Separate the yolks from the whites of the eggs and hold on to both parts.

Add the flour, baking powder, and milk to the yolks and whisk to a smooth, thick batter.

Whisk the egg whites with a pinch of salt, until they form stiff peaks, then fold this gently into the batter.

Heat a non stick frying pan on a medium heat, melt some butter into it and pour in some batter, enough to make the size pancake you require.

Then sprinkle on your blueberries (you can use almost any berry or mashed banana as an alternative if you prefer). When the pancake starts to look like it’s drying out on top, turn it over and give it roughly the same time on the other side.

Then serve in a stack of about 4, drizzled heavily with maple syrup and enjoy!

Everyone loves Pancakes

It’s true, I’ve never met a person who doesn’t love pancakes, be they plain with a wee bit of sugar and lemon, thin French crepes or the thick American style, there is a pancake for everyone.

My love of the American style began on a visit to the US in 2001. My brother, some friends and myself went to ‘On the Road’ an off-roading event in Moab, Utah. After a days travel from Dublin, via Atlanta and Salt Lake city we ended up in Grand Junction for the first night.

Moab, Utah

At Breakfast the following morning all seven of us met in a diner very close to our hotel. We ordered and as the first meal arrived we were given complimentary pancakes, a plate stacked high of them and a jug of maple syrup.

“Nice one!” we all thought – a pancake or two would be a nice addition to our meals and then the second meal arrived with it’s own plate of complimentary pancakes and then third one and so on, you get the idea. From that moment on I was hooked.

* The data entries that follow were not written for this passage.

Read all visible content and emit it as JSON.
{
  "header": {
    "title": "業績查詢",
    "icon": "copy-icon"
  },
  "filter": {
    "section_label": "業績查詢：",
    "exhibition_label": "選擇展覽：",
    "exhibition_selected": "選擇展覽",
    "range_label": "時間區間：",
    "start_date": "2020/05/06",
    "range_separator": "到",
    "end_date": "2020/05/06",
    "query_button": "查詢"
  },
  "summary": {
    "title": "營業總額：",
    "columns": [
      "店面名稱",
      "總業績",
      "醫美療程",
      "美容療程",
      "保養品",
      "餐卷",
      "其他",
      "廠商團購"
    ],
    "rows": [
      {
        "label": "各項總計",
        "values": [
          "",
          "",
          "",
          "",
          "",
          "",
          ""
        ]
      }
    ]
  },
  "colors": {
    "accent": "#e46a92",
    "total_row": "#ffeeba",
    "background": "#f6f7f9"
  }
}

The first time I saw them being made was a few days later, after ‘On the Road’ had finished and we were having a trail breakfast in the middle of the Desert.

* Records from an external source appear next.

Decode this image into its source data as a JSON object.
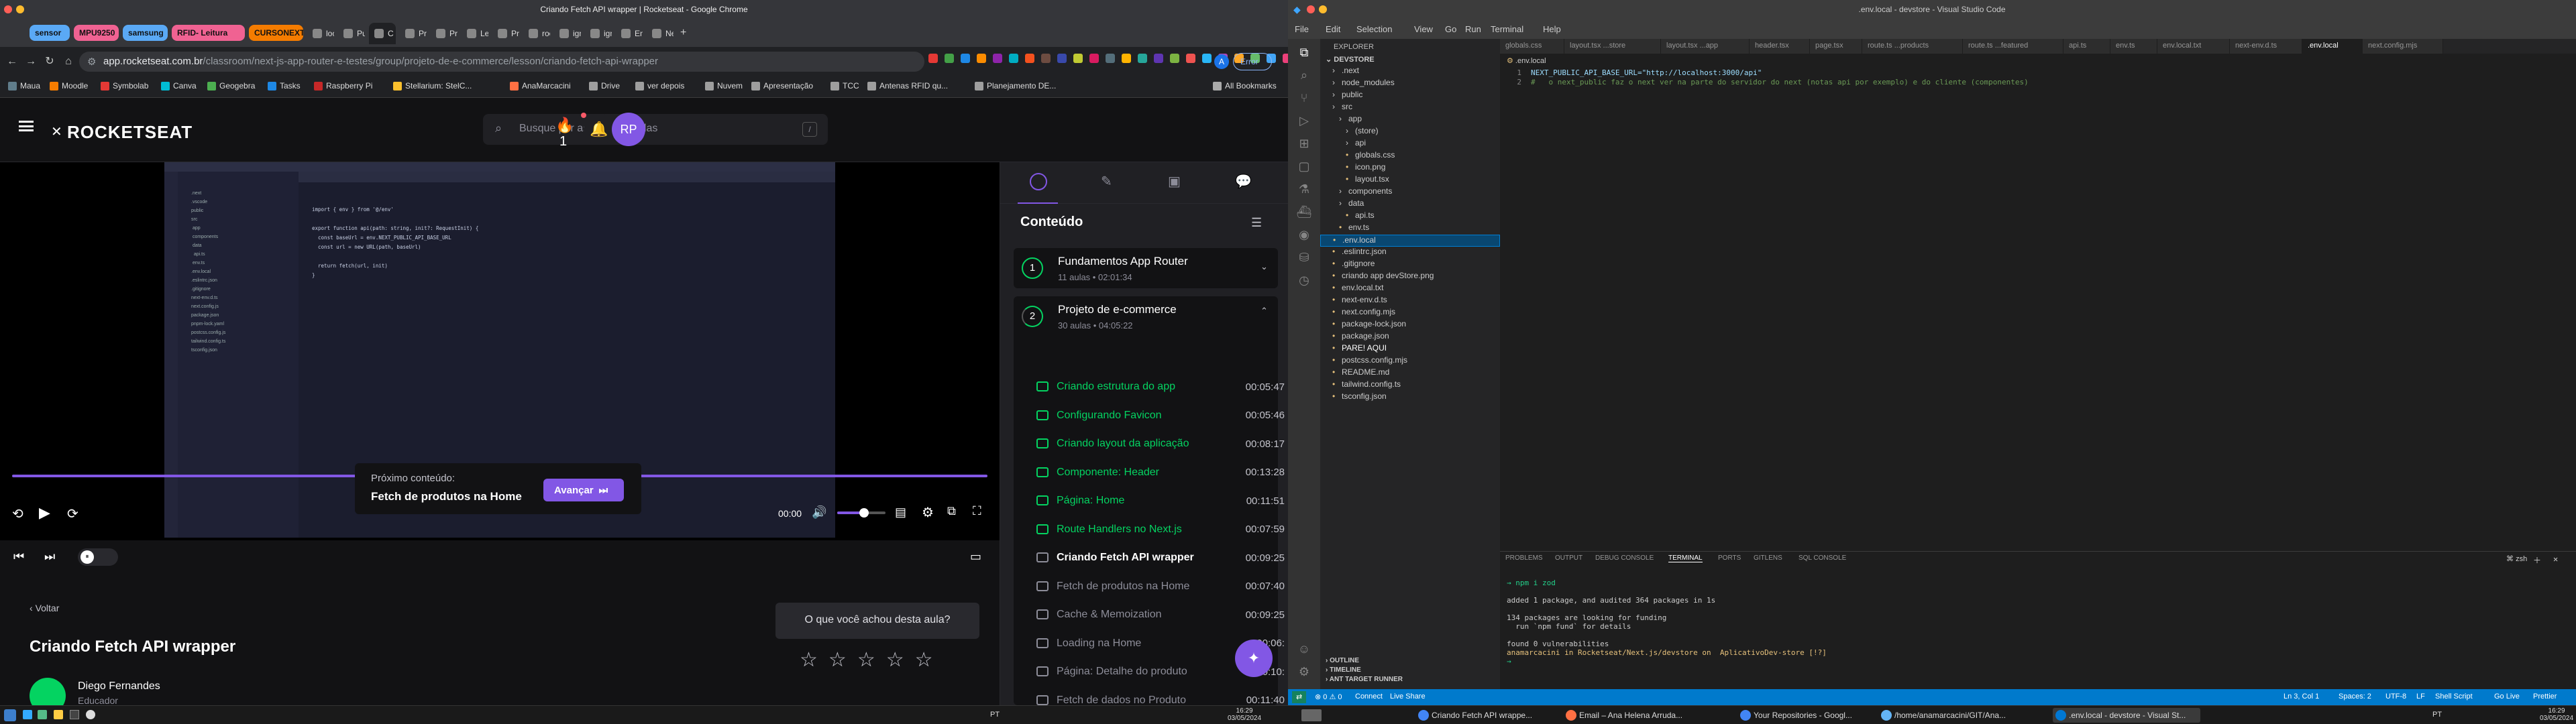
{
  "chrome": {
    "window_title": "Criando Fetch API wrapper | Rocketseat - Google Chrome",
    "tabs": [
      {
        "label": "sensor",
        "group": true,
        "color": "#5aa9f5"
      },
      {
        "label": "MPU9250",
        "group": true,
        "color": "#f06292"
      },
      {
        "label": "samsung",
        "group": true,
        "color": "#5aa9f5"
      },
      {
        "label": "RFID- Leitura",
        "group": true,
        "color": "#f06292"
      },
      {
        "label": "CURSONEXT",
        "group": true,
        "color": "#f57c00"
      },
      {
        "label": "local",
        "group": false
      },
      {
        "label": "Punc",
        "group": false
      },
      {
        "label": "C",
        "group": false,
        "active": true
      },
      {
        "label": "Proj",
        "group": false
      },
      {
        "label": "Prog",
        "group": false
      },
      {
        "label": "Lear",
        "group": false
      },
      {
        "label": "Prog",
        "group": false
      },
      {
        "label": "rock",
        "group": false
      },
      {
        "label": "igni",
        "group": false
      },
      {
        "label": "igni",
        "group": false
      },
      {
        "label": "Enco",
        "group": false
      },
      {
        "label": "New",
        "group": false
      }
    ],
    "url_host": "app.rocketseat.com.br",
    "url_path": "/classroom/next-js-app-router-e-testes/group/projeto-de-e-commerce/lesson/criando-fetch-api-wrapper",
    "error_badge": "Error",
    "bookmarks": [
      "Maua",
      "Moodle",
      "Symbolab",
      "Canva",
      "Geogebra",
      "Tasks",
      "Raspberry Pi",
      "Stellarium: StelC...",
      "AnaMarcacini",
      "Drive",
      "ver depois",
      "Nuvem",
      "Apresentação",
      "TCC",
      "Antenas RFID qu...",
      "Planejamento DE..."
    ],
    "all_bookmarks": "All Bookmarks"
  },
  "rocketseat": {
    "logo": "ROCKETSEAT",
    "search_placeholder": "Busque por assuntos e aulas",
    "search_key": "/",
    "streak": "1",
    "avatar": "RP",
    "next_label": "Próximo conteúdo:",
    "next_title": "Fetch de produtos na Home",
    "advance_button": "Avançar",
    "video_time": "00:00",
    "video_progress": 0,
    "volume_level": 0.55,
    "back_link": "Voltar",
    "lesson_title": "Criando Fetch API wrapper",
    "rate_question": "O que você achou desta aula?",
    "stars": 5,
    "instructor_name": "Diego Fernandes",
    "instructor_role": "Educador",
    "sidebar_title": "Conteúdo",
    "modules": [
      {
        "number": "1",
        "title": "Fundamentos App Router",
        "meta": "11 aulas • 02:01:34"
      },
      {
        "number": "2",
        "title": "Projeto de e-commerce",
        "meta": "30 aulas • 04:05:22"
      }
    ],
    "lessons": [
      {
        "title": "Criando estrutura do app",
        "duration": "00:05:47",
        "status": "done"
      },
      {
        "title": "Configurando Favicon",
        "duration": "00:05:46",
        "status": "done"
      },
      {
        "title": "Criando layout da aplicação",
        "duration": "00:08:17",
        "status": "done"
      },
      {
        "title": "Componente: Header",
        "duration": "00:13:28",
        "status": "done"
      },
      {
        "title": "Página: Home",
        "duration": "00:11:51",
        "status": "done"
      },
      {
        "title": "Route Handlers no Next.js",
        "duration": "00:07:59",
        "status": "done"
      },
      {
        "title": "Criando Fetch API wrapper",
        "duration": "00:09:25",
        "status": "current"
      },
      {
        "title": "Fetch de produtos na Home",
        "duration": "00:07:40",
        "status": "todo"
      },
      {
        "title": "Cache & Memoization",
        "duration": "00:09:25",
        "status": "todo"
      },
      {
        "title": "Loading na Home",
        "duration": "00:06:",
        "status": "todo"
      },
      {
        "title": "Página: Detalhe do produto",
        "duration": "00:10:",
        "status": "todo"
      },
      {
        "title": "Fetch de dados no Produto",
        "duration": "00:11:40",
        "status": "todo"
      }
    ]
  },
  "embedded_video": {
    "code_lines": [
      "import { env } from '@/env'",
      "",
      "export function api(path: string, init?: RequestInit) {",
      "  const baseUrl = env.NEXT_PUBLIC_API_BASE_URL",
      "  const url = new URL(path, baseUrl)",
      "",
      "  return fetch(url, init)",
      "}"
    ]
  },
  "vscode": {
    "window_title": ".env.local - devstore - Visual Studio Code",
    "menu": [
      "File",
      "Edit",
      "Selection",
      "View",
      "Go",
      "Run",
      "Terminal",
      "Help"
    ],
    "explorer_title": "EXPLORER",
    "workspace": "DEVSTORE",
    "tree": [
      {
        "name": ".next",
        "depth": 1,
        "kind": "folder"
      },
      {
        "name": "node_modules",
        "depth": 1,
        "kind": "folder"
      },
      {
        "name": "public",
        "depth": 1,
        "kind": "folder"
      },
      {
        "name": "src",
        "depth": 1,
        "kind": "folder"
      },
      {
        "name": "app",
        "depth": 2,
        "kind": "folder"
      },
      {
        "name": "(store)",
        "depth": 3,
        "kind": "folder"
      },
      {
        "name": "api",
        "depth": 3,
        "kind": "folder"
      },
      {
        "name": "globals.css",
        "depth": 3,
        "kind": "file"
      },
      {
        "name": "icon.png",
        "depth": 3,
        "kind": "file"
      },
      {
        "name": "layout.tsx",
        "depth": 3,
        "kind": "file"
      },
      {
        "name": "components",
        "depth": 2,
        "kind": "folder"
      },
      {
        "name": "data",
        "depth": 2,
        "kind": "folder"
      },
      {
        "name": "api.ts",
        "depth": 3,
        "kind": "file"
      },
      {
        "name": "env.ts",
        "depth": 2,
        "kind": "file"
      },
      {
        "name": ".env.local",
        "depth": 1,
        "kind": "file",
        "selected": true
      },
      {
        "name": ".eslintrc.json",
        "depth": 1,
        "kind": "file"
      },
      {
        "name": ".gitignore",
        "depth": 1,
        "kind": "file"
      },
      {
        "name": "criando app devStore.png",
        "depth": 1,
        "kind": "file"
      },
      {
        "name": "env.local.txt",
        "depth": 1,
        "kind": "file"
      },
      {
        "name": "next-env.d.ts",
        "depth": 1,
        "kind": "file"
      },
      {
        "name": "next.config.mjs",
        "depth": 1,
        "kind": "file"
      },
      {
        "name": "package-lock.json",
        "depth": 1,
        "kind": "file"
      },
      {
        "name": "package.json",
        "depth": 1,
        "kind": "file"
      },
      {
        "name": "PARE! AQUI",
        "depth": 1,
        "kind": "file"
      },
      {
        "name": "postcss.config.mjs",
        "depth": 1,
        "kind": "file"
      },
      {
        "name": "README.md",
        "depth": 1,
        "kind": "file"
      },
      {
        "name": "tailwind.config.ts",
        "depth": 1,
        "kind": "file"
      },
      {
        "name": "tsconfig.json",
        "depth": 1,
        "kind": "file"
      }
    ],
    "outline_sections": [
      "OUTLINE",
      "TIMELINE",
      "ANT TARGET RUNNER"
    ],
    "tabs": [
      "globals.css",
      "layout.tsx ...store",
      "layout.tsx ...app",
      "header.tsx",
      "page.tsx",
      "route.ts ...products",
      "route.ts ...featured",
      "api.ts",
      "env.ts",
      "env.local.txt",
      "next-env.d.ts",
      ".env.local",
      "next.config.mjs"
    ],
    "breadcrumb": ".env.local",
    "editor_lines": [
      {
        "n": "1",
        "text": "NEXT_PUBLIC_API_BASE_URL=\"http://localhost:3000/api\""
      },
      {
        "n": "2",
        "text": "#   o next_public faz o next ver na parte do servidor do next (notas api por exemplo) e do cliente (componentes)"
      }
    ],
    "panel_tabs": [
      "PROBLEMS",
      "OUTPUT",
      "DEBUG CONSOLE",
      "TERMINAL",
      "PORTS",
      "GITLENS",
      "SQL CONSOLE"
    ],
    "active_panel_tab": "TERMINAL",
    "terminal_shell": "zsh",
    "terminal_lines": [
      "→ npm i zod",
      "",
      "added 1 package, and audited 364 packages in 1s",
      "",
      "134 packages are looking for funding",
      "  run `npm fund` for details",
      "",
      "found 0 vulnerabilities",
      "anamarcacini in Rocketseat/Next.js/devstore on  AplicativoDev-store [!?]",
      "→ "
    ],
    "status_left": [
      "Connect",
      "Live Share"
    ],
    "status_right": [
      "Ln 3, Col 1",
      "Spaces: 2",
      "UTF-8",
      "LF",
      "Shell Script",
      "Go Live",
      "Prettier"
    ]
  },
  "taskbar": {
    "windows": [
      {
        "label": "Criando Fetch API wrappe...",
        "color": "#4285f4"
      },
      {
        "label": "Email – Ana Helena Arruda...",
        "color": "#ff7043"
      },
      {
        "label": "Your Repositories - Googl...",
        "color": "#4285f4"
      },
      {
        "label": "/home/anamarcacini/GIT/Ana...",
        "color": "#64b5f6"
      },
      {
        "label": ".env.local - devstore - Visual St...",
        "color": "#0078d4"
      }
    ],
    "lang": "PT",
    "time_left": "16:29",
    "date_left": "03/05/2024",
    "time_right": "16:29",
    "date_right": "03/05/2024"
  }
}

With a magnificent sunrise as his backdrop, the rising sun bouncing off the red rock mesa behind our camp, our trail guide (none other than Bill Burke a former Camel Trophy participant) whipped together a batter and started cooking pancakes on a large camping griddle he had somehow fitted into his Land Rover along with tents, spare parts, a tool-kit, first aid kits, bedding, a small collection of firearms, ammo and a fridge!

We were picking them off the griddle with our bare hands, they were just so good. Unfortunately I wasn’t able to get Bill to part with his recipe, but I’ve finally managed a good imitation/variation at least.

Recipe: Scrambled eggs on toast



2 fresh eggs
1 knob of butter
2 slices of toast

Serves 1


Take a small Frying Pan and crack the eggs into it before heating the pan. Add the butter (you can use a herb butter for extra flavour) and season well with salt and pepper.

Put the pan onto a medium heat, next take a whisk and start beating the eggs, don’t let them sit still. This gets air into the eggs and makes the finished product ‘fluffier’.

After a minute or two the eggs will start to scramble and you should switch to using a spatula to keep the eggs moving and turn the heat down a bit. At this point put your bread in the toaster.

Once the eggs have scrambled to your preferred consistency, simply serve half on each slice of warm buttered toast and garnish with some chopped cbd products or a sprinkle of dried oregano.